→ **Records shown**:
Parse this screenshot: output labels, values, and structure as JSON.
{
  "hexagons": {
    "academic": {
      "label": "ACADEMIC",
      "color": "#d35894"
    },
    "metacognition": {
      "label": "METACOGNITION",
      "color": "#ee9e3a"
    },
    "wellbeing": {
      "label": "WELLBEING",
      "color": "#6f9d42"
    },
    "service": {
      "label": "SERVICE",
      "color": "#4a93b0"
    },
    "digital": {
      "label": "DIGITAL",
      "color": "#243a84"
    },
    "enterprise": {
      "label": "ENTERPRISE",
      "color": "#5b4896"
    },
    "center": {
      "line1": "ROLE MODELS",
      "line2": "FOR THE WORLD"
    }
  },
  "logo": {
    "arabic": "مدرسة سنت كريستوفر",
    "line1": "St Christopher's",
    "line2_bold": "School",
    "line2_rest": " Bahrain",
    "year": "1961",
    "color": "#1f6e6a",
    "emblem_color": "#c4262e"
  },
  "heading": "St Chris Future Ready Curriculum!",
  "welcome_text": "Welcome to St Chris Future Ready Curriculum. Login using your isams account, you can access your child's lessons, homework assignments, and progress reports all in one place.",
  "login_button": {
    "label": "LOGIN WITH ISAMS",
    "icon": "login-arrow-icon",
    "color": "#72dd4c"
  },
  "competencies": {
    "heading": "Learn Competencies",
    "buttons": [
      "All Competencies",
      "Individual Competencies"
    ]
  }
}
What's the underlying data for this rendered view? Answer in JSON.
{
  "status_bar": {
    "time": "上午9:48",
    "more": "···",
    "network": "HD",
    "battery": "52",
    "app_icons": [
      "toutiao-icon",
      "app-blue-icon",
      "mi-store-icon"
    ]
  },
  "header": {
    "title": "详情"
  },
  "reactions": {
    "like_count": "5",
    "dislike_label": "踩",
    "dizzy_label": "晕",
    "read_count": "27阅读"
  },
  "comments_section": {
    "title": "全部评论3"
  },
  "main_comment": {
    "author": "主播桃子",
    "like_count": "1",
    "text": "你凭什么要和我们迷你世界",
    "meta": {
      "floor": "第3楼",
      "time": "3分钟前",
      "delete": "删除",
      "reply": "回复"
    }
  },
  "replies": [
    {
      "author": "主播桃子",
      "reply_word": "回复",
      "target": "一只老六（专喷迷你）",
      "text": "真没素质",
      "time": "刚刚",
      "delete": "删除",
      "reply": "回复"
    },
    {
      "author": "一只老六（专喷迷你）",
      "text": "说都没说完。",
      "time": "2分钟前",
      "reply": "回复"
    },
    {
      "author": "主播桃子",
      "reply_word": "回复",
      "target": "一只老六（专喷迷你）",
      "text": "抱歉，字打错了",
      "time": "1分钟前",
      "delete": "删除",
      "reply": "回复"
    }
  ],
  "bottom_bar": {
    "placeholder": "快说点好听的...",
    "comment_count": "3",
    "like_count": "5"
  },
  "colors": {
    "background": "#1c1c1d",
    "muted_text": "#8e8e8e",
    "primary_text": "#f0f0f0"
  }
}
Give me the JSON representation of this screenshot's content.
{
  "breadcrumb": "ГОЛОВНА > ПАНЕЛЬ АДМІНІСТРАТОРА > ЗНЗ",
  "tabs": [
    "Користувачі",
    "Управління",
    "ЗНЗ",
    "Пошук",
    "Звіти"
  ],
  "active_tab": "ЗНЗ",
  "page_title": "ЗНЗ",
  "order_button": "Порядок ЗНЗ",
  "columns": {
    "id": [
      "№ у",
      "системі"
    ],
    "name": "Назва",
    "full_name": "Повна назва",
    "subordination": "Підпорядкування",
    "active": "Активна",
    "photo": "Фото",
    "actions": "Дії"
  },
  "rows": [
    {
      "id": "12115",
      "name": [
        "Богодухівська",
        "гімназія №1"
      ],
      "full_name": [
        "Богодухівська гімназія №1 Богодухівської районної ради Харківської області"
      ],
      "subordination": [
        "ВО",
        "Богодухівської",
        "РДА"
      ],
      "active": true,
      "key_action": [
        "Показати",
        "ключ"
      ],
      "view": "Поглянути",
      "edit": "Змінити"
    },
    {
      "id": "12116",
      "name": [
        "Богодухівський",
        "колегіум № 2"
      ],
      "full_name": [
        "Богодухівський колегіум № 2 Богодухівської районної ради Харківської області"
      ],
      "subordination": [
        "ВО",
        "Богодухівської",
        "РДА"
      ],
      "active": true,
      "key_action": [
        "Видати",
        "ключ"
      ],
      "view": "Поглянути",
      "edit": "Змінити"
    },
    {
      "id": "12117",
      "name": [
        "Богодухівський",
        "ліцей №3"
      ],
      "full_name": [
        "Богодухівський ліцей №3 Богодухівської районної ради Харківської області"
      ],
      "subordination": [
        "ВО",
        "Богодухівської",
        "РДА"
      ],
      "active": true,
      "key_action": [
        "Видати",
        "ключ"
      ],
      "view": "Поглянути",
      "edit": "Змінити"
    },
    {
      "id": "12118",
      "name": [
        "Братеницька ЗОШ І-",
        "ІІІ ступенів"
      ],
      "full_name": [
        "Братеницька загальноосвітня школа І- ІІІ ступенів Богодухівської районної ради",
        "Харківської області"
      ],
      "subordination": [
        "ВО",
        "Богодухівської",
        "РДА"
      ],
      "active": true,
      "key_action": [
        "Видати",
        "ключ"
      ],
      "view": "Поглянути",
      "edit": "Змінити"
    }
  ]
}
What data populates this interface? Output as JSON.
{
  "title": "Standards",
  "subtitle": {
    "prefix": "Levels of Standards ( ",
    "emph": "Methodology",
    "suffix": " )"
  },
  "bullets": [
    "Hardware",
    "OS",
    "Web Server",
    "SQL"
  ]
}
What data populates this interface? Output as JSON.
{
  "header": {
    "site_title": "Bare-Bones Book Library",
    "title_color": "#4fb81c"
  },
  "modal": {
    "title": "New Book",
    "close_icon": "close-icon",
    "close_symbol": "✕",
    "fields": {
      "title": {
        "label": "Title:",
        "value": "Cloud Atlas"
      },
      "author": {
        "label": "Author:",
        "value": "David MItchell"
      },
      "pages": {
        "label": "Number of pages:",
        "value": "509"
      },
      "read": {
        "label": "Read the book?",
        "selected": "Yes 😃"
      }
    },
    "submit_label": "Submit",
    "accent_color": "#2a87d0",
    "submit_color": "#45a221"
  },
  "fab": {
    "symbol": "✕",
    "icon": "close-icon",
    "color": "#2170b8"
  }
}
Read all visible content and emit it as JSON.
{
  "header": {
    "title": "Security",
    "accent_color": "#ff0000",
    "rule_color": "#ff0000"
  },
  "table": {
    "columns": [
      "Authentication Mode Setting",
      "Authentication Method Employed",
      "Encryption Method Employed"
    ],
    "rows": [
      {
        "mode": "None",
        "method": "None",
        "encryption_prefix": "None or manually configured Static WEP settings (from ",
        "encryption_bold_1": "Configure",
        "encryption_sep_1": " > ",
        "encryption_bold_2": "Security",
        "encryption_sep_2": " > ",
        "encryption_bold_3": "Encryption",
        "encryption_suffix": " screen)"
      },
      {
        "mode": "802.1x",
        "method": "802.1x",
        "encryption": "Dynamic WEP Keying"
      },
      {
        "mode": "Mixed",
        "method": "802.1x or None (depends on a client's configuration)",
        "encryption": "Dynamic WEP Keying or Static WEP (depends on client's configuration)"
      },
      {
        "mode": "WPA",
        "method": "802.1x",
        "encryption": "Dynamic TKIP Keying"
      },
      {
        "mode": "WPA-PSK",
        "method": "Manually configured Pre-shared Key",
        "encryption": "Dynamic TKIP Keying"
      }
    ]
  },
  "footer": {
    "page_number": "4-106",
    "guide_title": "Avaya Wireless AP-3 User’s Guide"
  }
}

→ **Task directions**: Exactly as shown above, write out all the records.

→ **Solution**:
Parse this screenshot: output labels, values, and structure as JSON.
{
  "hexagons": {
    "academic": {
      "label": "ACADEMIC",
      "color": "#d35894"
    },
    "metacognition": {
      "label": "METACOGNITION",
      "color": "#ee9e3a"
    },
    "wellbeing": {
      "label": "WELLBEING",
      "color": "#6f9d42"
    },
    "service": {
      "label": "SERVICE",
      "color": "#4a93b0"
    },
    "digital": {
      "label": "DIGITAL",
      "color": "#243a84"
    },
    "enterprise": {
      "label": "ENTERPRISE",
      "color": "#5b4896"
    },
    "center": {
      "line1": "ROLE MODELS",
      "line2": "FOR THE WORLD"
    }
  },
  "logo": {
    "arabic": "مدرسة سنت كريستوفر",
    "line1": "St Christopher's",
    "line2_bold": "School",
    "line2_rest": " Bahrain",
    "year": "1961",
    "color": "#1f6e6a",
    "emblem_color": "#c4262e"
  },
  "heading": "St Chris Future Ready Curriculum!",
  "welcome_text": "Welcome to St Chris Future Ready Curriculum. Login using your isams account, you can access your child's lessons, homework assignments, and progress reports all in one place.",
  "login_button": {
    "label": "LOGIN WITH ISAMS",
    "icon": "login-arrow-icon",
    "color": "#72dd4c"
  },
  "competencies": {
    "heading": "Learn Competencies",
    "buttons": [
      "All Competencies",
      "Individual Competencies"
    ]
  }
}
What's the underlying data for this rendered view? Answer in JSON.
{
  "status_bar": {
    "time": "上午9:48",
    "more": "···",
    "network": "HD",
    "battery": "52",
    "app_icons": [
      "toutiao-icon",
      "app-blue-icon",
      "mi-store-icon"
    ]
  },
  "header": {
    "title": "详情"
  },
  "reactions": {
    "like_count": "5",
    "dislike_label": "踩",
    "dizzy_label": "晕",
    "read_count": "27阅读"
  },
  "comments_section": {
    "title": "全部评论3"
  },
  "main_comment": {
    "author": "主播桃子",
    "like_count": "1",
    "text": "你凭什么要和我们迷你世界",
    "meta": {
      "floor": "第3楼",
      "time": "3分钟前",
      "delete": "删除",
      "reply": "回复"
    }
  },
  "replies": [
    {
      "author": "主播桃子",
      "reply_word": "回复",
      "target": "一只老六（专喷迷你）",
      "text": "真没素质",
      "time": "刚刚",
      "delete": "删除",
      "reply": "回复"
    },
    {
      "author": "一只老六（专喷迷你）",
      "text": "说都没说完。",
      "time": "2分钟前",
      "reply": "回复"
    },
    {
      "author": "主播桃子",
      "reply_word": "回复",
      "target": "一只老六（专喷迷你）",
      "text": "抱歉，字打错了",
      "time": "1分钟前",
      "delete": "删除",
      "reply": "回复"
    }
  ],
  "bottom_bar": {
    "placeholder": "快说点好听的...",
    "comment_count": "3",
    "like_count": "5"
  },
  "colors": {
    "background": "#1c1c1d",
    "muted_text": "#8e8e8e",
    "primary_text": "#f0f0f0"
  }
}
Give me the JSON representation of this screenshot's content.
{
  "breadcrumb": "ГОЛОВНА > ПАНЕЛЬ АДМІНІСТРАТОРА > ЗНЗ",
  "tabs": [
    "Користувачі",
    "Управління",
    "ЗНЗ",
    "Пошук",
    "Звіти"
  ],
  "active_tab": "ЗНЗ",
  "page_title": "ЗНЗ",
  "order_button": "Порядок ЗНЗ",
  "columns": {
    "id": [
      "№ у",
      "системі"
    ],
    "name": "Назва",
    "full_name": "Повна назва",
    "subordination": "Підпорядкування",
    "active": "Активна",
    "photo": "Фото",
    "actions": "Дії"
  },
  "rows": [
    {
      "id": "12115",
      "name": [
        "Богодухівська",
        "гімназія №1"
      ],
      "full_name": [
        "Богодухівська гімназія №1 Богодухівської районної ради Харківської області"
      ],
      "subordination": [
        "ВО",
        "Богодухівської",
        "РДА"
      ],
      "active": true,
      "key_action": [
        "Показати",
        "ключ"
      ],
      "view": "Поглянути",
      "edit": "Змінити"
    },
    {
      "id": "12116",
      "name": [
        "Богодухівський",
        "колегіум № 2"
      ],
      "full_name": [
        "Богодухівський колегіум № 2 Богодухівської районної ради Харківської області"
      ],
      "subordination": [
        "ВО",
        "Богодухівської",
        "РДА"
      ],
      "active": true,
      "key_action": [
        "Видати",
        "ключ"
      ],
      "view": "Поглянути",
      "edit": "Змінити"
    },
    {
      "id": "12117",
      "name": [
        "Богодухівський",
        "ліцей №3"
      ],
      "full_name": [
        "Богодухівський ліцей №3 Богодухівської районної ради Харківської області"
      ],
      "subordination": [
        "ВО",
        "Богодухівської",
        "РДА"
      ],
      "active": true,
      "key_action": [
        "Видати",
        "ключ"
      ],
      "view": "Поглянути",
      "edit": "Змінити"
    },
    {
      "id": "12118",
      "name": [
        "Братеницька ЗОШ І-",
        "ІІІ ступенів"
      ],
      "full_name": [
        "Братеницька загальноосвітня школа І- ІІІ ступенів Богодухівської районної ради",
        "Харківської області"
      ],
      "subordination": [
        "ВО",
        "Богодухівської",
        "РДА"
      ],
      "active": true,
      "key_action": [
        "Видати",
        "ключ"
      ],
      "view": "Поглянути",
      "edit": "Змінити"
    }
  ]
}
What data populates this interface? Output as JSON.
{
  "title": "Standards",
  "subtitle": {
    "prefix": "Levels of Standards ( ",
    "emph": "Methodology",
    "suffix": " )"
  },
  "bullets": [
    "Hardware",
    "OS",
    "Web Server",
    "SQL"
  ]
}
What data populates this interface? Output as JSON.
{
  "header": {
    "site_title": "Bare-Bones Book Library",
    "title_color": "#4fb81c"
  },
  "modal": {
    "title": "New Book",
    "close_icon": "close-icon",
    "close_symbol": "✕",
    "fields": {
      "title": {
        "label": "Title:",
        "value": "Cloud Atlas"
      },
      "author": {
        "label": "Author:",
        "value": "David MItchell"
      },
      "pages": {
        "label": "Number of pages:",
        "value": "509"
      },
      "read": {
        "label": "Read the book?",
        "selected": "Yes 😃"
      }
    },
    "submit_label": "Submit",
    "accent_color": "#2a87d0",
    "submit_color": "#45a221"
  },
  "fab": {
    "symbol": "✕",
    "icon": "close-icon",
    "color": "#2170b8"
  }
}
Read all visible content and emit it as JSON.
{
  "header": {
    "title": "Security",
    "accent_color": "#ff0000",
    "rule_color": "#ff0000"
  },
  "table": {
    "columns": [
      "Authentication Mode Setting",
      "Authentication Method Employed",
      "Encryption Method Employed"
    ],
    "rows": [
      {
        "mode": "None",
        "method": "None",
        "encryption_prefix": "None or manually configured Static WEP settings (from ",
        "encryption_bold_1": "Configure",
        "encryption_sep_1": " > ",
        "encryption_bold_2": "Security",
        "encryption_sep_2": " > ",
        "encryption_bold_3": "Encryption",
        "encryption_suffix": " screen)"
      },
      {
        "mode": "802.1x",
        "method": "802.1x",
        "encryption": "Dynamic WEP Keying"
      },
      {
        "mode": "Mixed",
        "method": "802.1x or None (depends on a client's configuration)",
        "encryption": "Dynamic WEP Keying or Static WEP (depends on client's configuration)"
      },
      {
        "mode": "WPA",
        "method": "802.1x",
        "encryption": "Dynamic TKIP Keying"
      },
      {
        "mode": "WPA-PSK",
        "method": "Manually configured Pre-shared Key",
        "encryption": "Dynamic TKIP Keying"
      }
    ]
  },
  "footer": {
    "page_number": "4-106",
    "guide_title": "Avaya Wireless AP-3 User’s Guide"
  }
}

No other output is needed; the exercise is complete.